Kellyanne Conway: Trump says John Kelly doing a great job amid Porter scandal
Chief of Staff John Kelly’s job security has reportedly come under threat following White House staff secretary Rob Porter’s recent resignation over charges of domestic abuse — but one top White House aide is saying the chief of staff isn’t going anywhere.
White House counselor Kellyanne Conway appeared Sunday on CNN’s State of the Union to pass along a message from President Donald Trump about Kelly’s job. When asked by host Jake Tapper if Kelly’s job was in jeopardy, Conway responded, “No.”
“I spoke to the president last night. I told him I’d be with you today, and he said, ‘Please tell Jake that I have full faith in Chief of Staff John Kelly and that I’m not actively searching for replacements.’ He said, ‘I saw that all over the news today, and I have faith in him.’ And he does,” Conway said Sunday.
She added, “[Trump] says that General Kelly is doing a great job and that he has full faith in him, and I think he looks at the full measure of all of us.”
Kelly has come under fire in the wake of Porter’s resignation amid reports that the chief of staff knew about the allegations against Porter for months and failed to act.
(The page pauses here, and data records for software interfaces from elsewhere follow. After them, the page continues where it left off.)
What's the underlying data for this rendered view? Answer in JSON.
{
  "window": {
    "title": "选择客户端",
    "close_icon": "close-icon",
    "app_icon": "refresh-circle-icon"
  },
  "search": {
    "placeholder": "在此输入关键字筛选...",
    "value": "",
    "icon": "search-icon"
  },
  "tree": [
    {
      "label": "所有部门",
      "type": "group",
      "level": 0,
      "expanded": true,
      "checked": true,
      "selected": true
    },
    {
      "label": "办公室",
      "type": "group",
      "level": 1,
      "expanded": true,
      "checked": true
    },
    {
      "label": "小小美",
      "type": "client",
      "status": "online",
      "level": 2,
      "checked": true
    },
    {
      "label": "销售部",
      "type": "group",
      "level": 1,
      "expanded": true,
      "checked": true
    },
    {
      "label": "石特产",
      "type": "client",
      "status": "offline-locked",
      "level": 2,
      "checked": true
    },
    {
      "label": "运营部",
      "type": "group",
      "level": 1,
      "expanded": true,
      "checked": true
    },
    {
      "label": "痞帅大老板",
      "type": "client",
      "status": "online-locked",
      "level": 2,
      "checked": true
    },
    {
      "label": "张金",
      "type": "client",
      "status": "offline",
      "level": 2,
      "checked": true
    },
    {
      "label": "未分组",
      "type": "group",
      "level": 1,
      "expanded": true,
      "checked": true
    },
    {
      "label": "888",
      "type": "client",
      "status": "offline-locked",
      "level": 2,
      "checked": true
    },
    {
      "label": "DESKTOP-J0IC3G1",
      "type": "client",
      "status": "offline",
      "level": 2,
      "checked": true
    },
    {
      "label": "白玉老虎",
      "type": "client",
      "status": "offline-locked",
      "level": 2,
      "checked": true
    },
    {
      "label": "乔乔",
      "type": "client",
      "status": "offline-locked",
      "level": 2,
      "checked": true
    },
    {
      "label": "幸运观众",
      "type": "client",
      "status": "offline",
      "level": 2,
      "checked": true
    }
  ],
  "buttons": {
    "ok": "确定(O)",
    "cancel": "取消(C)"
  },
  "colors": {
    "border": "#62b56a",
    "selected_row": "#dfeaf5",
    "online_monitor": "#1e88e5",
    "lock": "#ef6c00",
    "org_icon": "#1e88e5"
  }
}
The chief of staff praised Porter as a “man of true integrity and honor” after the accusations became public, and reportedly attempted to convince Porter not to resign.
Trump has reportedly been furious over the fallout from the scandal, leading to the speculation over Kelly’s job security. Reports have suggested that Trump has been searching for a potential replacement for Kelly over the scandal, with current Office of Management and Budget Director Mick Mulvaney being a potential pick.
Conway defended Kelly herself Sunday, saying that there was “no way” for her “to know what [Kelly and White House counsel Don McGahn] knew” about the allegations against Porter. She said Sunday she believed Kelly “became fully aware when the rest of us did” regarding the Porter allegations, referring to when the articles detailing the allegations were published.
“We should not jump to everything that’s being said, and thinly sourced, and being screened on the chyrons as being true,” Conway said.
The White House counselor also defended Trump following criticism over his response to the Porter allegations, saying the president is “sympathetic towards women and men who are victims of domestic violence.”
Trump — whose first wife, Ivana, accused him of domestic violence — has praised Porter and suggested that the allegations against him may not be true, telling reporters Friday, “As you know, he says he’s innocent. And I think you have to remember that.”
On Saturday, Trump seemingly doubled down on his defense of Porter, speaking out in favor of those accused of abuse and sexual misconduct more generally. The president tweeted, “Peoples lives are being shattered and destroyed by a mere allegation. Some are true and some are false. Some are old and some are new. There is no recovery for someone falsely accused — life and career are gone. Is there no such thing any longer as Due Process?”
Conway herself said Sunday that she was “horrified” and “very shocked” by the allegations, adding that she has “no reason not to believe the women.”
When asked if Trump believed the women who have accused Porter of abuse, Conway responded, “The president is very disturbed by what he sees, absolutely, and you can feel that somebody did a great job for you. You can talk about somebody’s competence and work product and the person you worked with and knew, and that’s what the president did Friday in his statement. And you can still feel horrified when you see pictures and contemporaneous reports.”
Conway added that the president’s Saturday tweet was more “generic,” telling Tapper that Trump “never said the Me Too movement; he never said Rob Porter’s name. He’s saying that some are old; some are new. I’m going to use my words now. Some are done contemporaneously; some are done retrospectively — that probably wouldn’t fit in a tweet. But that’s different than what we see in the Porter situation, and that’s different than the entire Me Too movement.”